WHAT THIS TASK INVOLVES:
Return the full set of entries exactly. Omit none.

Segment Start: SUPPLIED DATA

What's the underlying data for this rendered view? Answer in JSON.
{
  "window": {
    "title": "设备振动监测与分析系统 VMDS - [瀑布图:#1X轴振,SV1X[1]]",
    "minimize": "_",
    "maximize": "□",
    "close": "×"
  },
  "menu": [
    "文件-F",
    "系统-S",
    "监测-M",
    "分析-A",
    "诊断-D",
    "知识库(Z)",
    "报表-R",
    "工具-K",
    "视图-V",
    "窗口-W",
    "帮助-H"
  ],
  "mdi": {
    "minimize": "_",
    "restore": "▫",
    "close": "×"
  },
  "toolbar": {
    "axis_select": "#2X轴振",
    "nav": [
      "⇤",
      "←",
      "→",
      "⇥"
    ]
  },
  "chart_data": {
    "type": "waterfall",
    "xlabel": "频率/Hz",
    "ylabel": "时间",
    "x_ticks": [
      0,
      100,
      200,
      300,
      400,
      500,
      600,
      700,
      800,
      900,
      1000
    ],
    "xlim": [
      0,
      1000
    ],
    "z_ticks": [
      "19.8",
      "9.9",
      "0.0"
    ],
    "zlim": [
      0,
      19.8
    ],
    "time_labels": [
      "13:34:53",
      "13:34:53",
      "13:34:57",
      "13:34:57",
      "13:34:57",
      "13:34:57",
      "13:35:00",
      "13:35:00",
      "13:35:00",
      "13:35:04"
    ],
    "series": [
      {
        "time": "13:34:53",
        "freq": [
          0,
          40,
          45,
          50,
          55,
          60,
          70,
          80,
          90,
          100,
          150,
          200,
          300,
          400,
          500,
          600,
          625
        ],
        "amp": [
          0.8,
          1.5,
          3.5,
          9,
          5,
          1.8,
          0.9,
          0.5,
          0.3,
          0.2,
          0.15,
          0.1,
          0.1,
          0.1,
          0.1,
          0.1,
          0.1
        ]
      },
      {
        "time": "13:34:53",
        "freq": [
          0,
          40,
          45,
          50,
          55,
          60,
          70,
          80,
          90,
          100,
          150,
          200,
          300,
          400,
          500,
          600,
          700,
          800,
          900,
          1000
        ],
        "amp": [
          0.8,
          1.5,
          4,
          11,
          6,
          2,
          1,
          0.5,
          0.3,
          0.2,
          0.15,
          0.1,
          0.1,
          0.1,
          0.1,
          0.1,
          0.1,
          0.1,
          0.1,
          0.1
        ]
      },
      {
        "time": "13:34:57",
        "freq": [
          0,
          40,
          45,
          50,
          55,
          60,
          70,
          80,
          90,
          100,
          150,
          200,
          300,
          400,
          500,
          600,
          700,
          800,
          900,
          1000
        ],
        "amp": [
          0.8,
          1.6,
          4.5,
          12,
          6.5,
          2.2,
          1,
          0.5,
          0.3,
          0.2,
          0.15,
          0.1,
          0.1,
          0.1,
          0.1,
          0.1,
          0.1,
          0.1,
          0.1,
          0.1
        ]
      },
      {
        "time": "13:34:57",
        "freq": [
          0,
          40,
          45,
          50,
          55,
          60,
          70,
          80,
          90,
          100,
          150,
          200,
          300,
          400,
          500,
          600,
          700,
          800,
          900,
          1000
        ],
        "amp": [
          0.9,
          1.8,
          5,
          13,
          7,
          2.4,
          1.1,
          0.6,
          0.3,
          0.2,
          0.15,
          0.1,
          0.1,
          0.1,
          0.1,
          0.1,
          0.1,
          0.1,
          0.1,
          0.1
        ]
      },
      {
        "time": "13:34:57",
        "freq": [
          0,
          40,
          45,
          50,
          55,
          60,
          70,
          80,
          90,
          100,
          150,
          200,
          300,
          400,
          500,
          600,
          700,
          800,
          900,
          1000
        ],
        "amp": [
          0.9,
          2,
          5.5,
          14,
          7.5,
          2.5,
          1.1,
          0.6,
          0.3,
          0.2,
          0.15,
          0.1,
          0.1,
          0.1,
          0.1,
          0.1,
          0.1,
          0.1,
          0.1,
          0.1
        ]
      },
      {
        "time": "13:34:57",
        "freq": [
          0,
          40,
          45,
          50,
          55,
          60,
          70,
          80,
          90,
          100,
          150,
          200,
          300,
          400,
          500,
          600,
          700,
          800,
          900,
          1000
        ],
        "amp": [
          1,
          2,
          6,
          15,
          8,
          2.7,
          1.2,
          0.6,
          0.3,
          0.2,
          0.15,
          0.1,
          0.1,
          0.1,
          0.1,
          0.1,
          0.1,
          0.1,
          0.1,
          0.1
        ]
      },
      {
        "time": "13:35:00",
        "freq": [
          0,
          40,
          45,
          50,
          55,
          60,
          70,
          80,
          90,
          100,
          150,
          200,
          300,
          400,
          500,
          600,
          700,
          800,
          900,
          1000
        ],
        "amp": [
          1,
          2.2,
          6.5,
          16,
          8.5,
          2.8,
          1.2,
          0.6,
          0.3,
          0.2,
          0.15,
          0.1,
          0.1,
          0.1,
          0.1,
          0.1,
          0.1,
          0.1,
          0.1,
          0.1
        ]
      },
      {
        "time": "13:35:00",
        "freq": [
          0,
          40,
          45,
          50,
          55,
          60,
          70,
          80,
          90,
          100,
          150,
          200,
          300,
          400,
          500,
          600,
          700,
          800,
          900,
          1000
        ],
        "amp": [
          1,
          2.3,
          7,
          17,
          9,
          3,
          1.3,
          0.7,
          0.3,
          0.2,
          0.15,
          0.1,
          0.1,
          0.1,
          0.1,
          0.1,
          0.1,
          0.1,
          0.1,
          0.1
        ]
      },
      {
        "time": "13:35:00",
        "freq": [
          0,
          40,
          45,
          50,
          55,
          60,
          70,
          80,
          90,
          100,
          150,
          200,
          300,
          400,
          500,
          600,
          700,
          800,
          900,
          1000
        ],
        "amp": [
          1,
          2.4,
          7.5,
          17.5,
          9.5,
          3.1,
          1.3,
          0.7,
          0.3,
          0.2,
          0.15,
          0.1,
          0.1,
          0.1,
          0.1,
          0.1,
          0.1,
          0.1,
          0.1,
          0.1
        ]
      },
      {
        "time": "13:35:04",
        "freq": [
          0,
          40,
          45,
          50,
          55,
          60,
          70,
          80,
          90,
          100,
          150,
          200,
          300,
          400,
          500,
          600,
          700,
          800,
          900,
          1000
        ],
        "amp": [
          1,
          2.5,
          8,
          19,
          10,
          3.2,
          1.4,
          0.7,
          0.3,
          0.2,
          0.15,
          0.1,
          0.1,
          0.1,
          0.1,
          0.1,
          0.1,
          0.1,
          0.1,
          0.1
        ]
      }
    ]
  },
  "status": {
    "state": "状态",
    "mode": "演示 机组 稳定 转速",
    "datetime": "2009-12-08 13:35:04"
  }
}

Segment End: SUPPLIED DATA

RESPONSE TO THIS TASK:
What's the underlying data for this rendered view? Answer in JSON.
{
  "window": {
    "title": "设备振动监测与分析系统 VMDS - [瀑布图:#1X轴振,SV1X[1]]",
    "minimize": "_",
    "maximize": "□",
    "close": "×"
  },
  "menu": [
    "文件-F",
    "系统-S",
    "监测-M",
    "分析-A",
    "诊断-D",
    "知识库(Z)",
    "报表-R",
    "工具-K",
    "视图-V",
    "窗口-W",
    "帮助-H"
  ],
  "mdi": {
    "minimize": "_",
    "restore": "▫",
    "close": "×"
  },
  "toolbar": {
    "axis_select": "#2X轴振",
    "nav": [
      "⇤",
      "←",
      "→",
      "⇥"
    ]
  },
  "chart_data": {
    "type": "waterfall",
    "xlabel": "频率/Hz",
    "ylabel": "时间",
    "x_ticks": [
      0,
      100,
      200,
      300,
      400,
      500,
      600,
      700,
      800,
      900,
      1000
    ],
    "xlim": [
      0,
      1000
    ],
    "z_ticks": [
      "19.8",
      "9.9",
      "0.0"
    ],
    "zlim": [
      0,
      19.8
    ],
    "time_labels": [
      "13:34:53",
      "13:34:53",
      "13:34:57",
      "13:34:57",
      "13:34:57",
      "13:34:57",
      "13:35:00",
      "13:35:00",
      "13:35:00",
      "13:35:04"
    ],
    "series": [
      {
        "time": "13:34:53",
        "freq": [
          0,
          40,
          45,
          50,
          55,
          60,
          70,
          80,
          90,
          100,
          150,
          200,
          300,
          400,
          500,
          600,
          625
        ],
        "amp": [
          0.8,
          1.5,
          3.5,
          9,
          5,
          1.8,
          0.9,
          0.5,
          0.3,
          0.2,
          0.15,
          0.1,
          0.1,
          0.1,
          0.1,
          0.1,
          0.1
        ]
      },
      {
        "time": "13:34:53",
        "freq": [
          0,
          40,
          45,
          50,
          55,
          60,
          70,
          80,
          90,
          100,
          150,
          200,
          300,
          400,
          500,
          600,
          700,
          800,
          900,
          1000
        ],
        "amp": [
          0.8,
          1.5,
          4,
          11,
          6,
          2,
          1,
          0.5,
          0.3,
          0.2,
          0.15,
          0.1,
          0.1,
          0.1,
          0.1,
          0.1,
          0.1,
          0.1,
          0.1,
          0.1
        ]
      },
      {
        "time": "13:34:57",
        "freq": [
          0,
          40,
          45,
          50,
          55,
          60,
          70,
          80,
          90,
          100,
          150,
          200,
          300,
          400,
          500,
          600,
          700,
          800,
          900,
          1000
        ],
        "amp": [
          0.8,
          1.6,
          4.5,
          12,
          6.5,
          2.2,
          1,
          0.5,
          0.3,
          0.2,
          0.15,
          0.1,
          0.1,
          0.1,
          0.1,
          0.1,
          0.1,
          0.1,
          0.1,
          0.1
        ]
      },
      {
        "time": "13:34:57",
        "freq": [
          0,
          40,
          45,
          50,
          55,
          60,
          70,
          80,
          90,
          100,
          150,
          200,
          300,
          400,
          500,
          600,
          700,
          800,
          900,
          1000
        ],
        "amp": [
          0.9,
          1.8,
          5,
          13,
          7,
          2.4,
          1.1,
          0.6,
          0.3,
          0.2,
          0.15,
          0.1,
          0.1,
          0.1,
          0.1,
          0.1,
          0.1,
          0.1,
          0.1,
          0.1
        ]
      },
      {
        "time": "13:34:57",
        "freq": [
          0,
          40,
          45,
          50,
          55,
          60,
          70,
          80,
          90,
          100,
          150,
          200,
          300,
          400,
          500,
          600,
          700,
          800,
          900,
          1000
        ],
        "amp": [
          0.9,
          2,
          5.5,
          14,
          7.5,
          2.5,
          1.1,
          0.6,
          0.3,
          0.2,
          0.15,
          0.1,
          0.1,
          0.1,
          0.1,
          0.1,
          0.1,
          0.1,
          0.1,
          0.1
        ]
      },
      {
        "time": "13:34:57",
        "freq": [
          0,
          40,
          45,
          50,
          55,
          60,
          70,
          80,
          90,
          100,
          150,
          200,
          300,
          400,
          500,
          600,
          700,
          800,
          900,
          1000
        ],
        "amp": [
          1,
          2,
          6,
          15,
          8,
          2.7,
          1.2,
          0.6,
          0.3,
          0.2,
          0.15,
          0.1,
          0.1,
          0.1,
          0.1,
          0.1,
          0.1,
          0.1,
          0.1,
          0.1
        ]
      },
      {
        "time": "13:35:00",
        "freq": [
          0,
          40,
          45,
          50,
          55,
          60,
          70,
          80,
          90,
          100,
          150,
          200,
          300,
          400,
          500,
          600,
          700,
          800,
          900,
          1000
        ],
        "amp": [
          1,
          2.2,
          6.5,
          16,
          8.5,
          2.8,
          1.2,
          0.6,
          0.3,
          0.2,
          0.15,
          0.1,
          0.1,
          0.1,
          0.1,
          0.1,
          0.1,
          0.1,
          0.1,
          0.1
        ]
      },
      {
        "time": "13:35:00",
        "freq": [
          0,
          40,
          45,
          50,
          55,
          60,
          70,
          80,
          90,
          100,
          150,
          200,
          300,
          400,
          500,
          600,
          700,
          800,
          900,
          1000
        ],
        "amp": [
          1,
          2.3,
          7,
          17,
          9,
          3,
          1.3,
          0.7,
          0.3,
          0.2,
          0.15,
          0.1,
          0.1,
          0.1,
          0.1,
          0.1,
          0.1,
          0.1,
          0.1,
          0.1
        ]
      },
      {
        "time": "13:35:00",
        "freq": [
          0,
          40,
          45,
          50,
          55,
          60,
          70,
          80,
          90,
          100,
          150,
          200,
          300,
          400,
          500,
          600,
          700,
          800,
          900,
          1000
        ],
        "amp": [
          1,
          2.4,
          7.5,
          17.5,
          9.5,
          3.1,
          1.3,
          0.7,
          0.3,
          0.2,
          0.15,
          0.1,
          0.1,
          0.1,
          0.1,
          0.1,
          0.1,
          0.1,
          0.1,
          0.1
        ]
      },
      {
        "time": "13:35:04",
        "freq": [
          0,
          40,
          45,
          50,
          55,
          60,
          70,
          80,
          90,
          100,
          150,
          200,
          300,
          400,
          500,
          600,
          700,
          800,
          900,
          1000
        ],
        "amp": [
          1,
          2.5,
          8,
          19,
          10,
          3.2,
          1.4,
          0.7,
          0.3,
          0.2,
          0.15,
          0.1,
          0.1,
          0.1,
          0.1,
          0.1,
          0.1,
          0.1,
          0.1,
          0.1
        ]
      }
    ]
  },
  "status": {
    "state": "状态",
    "mode": "演示 机组 稳定 转速",
    "datetime": "2009-12-08 13:35:04"
  }
}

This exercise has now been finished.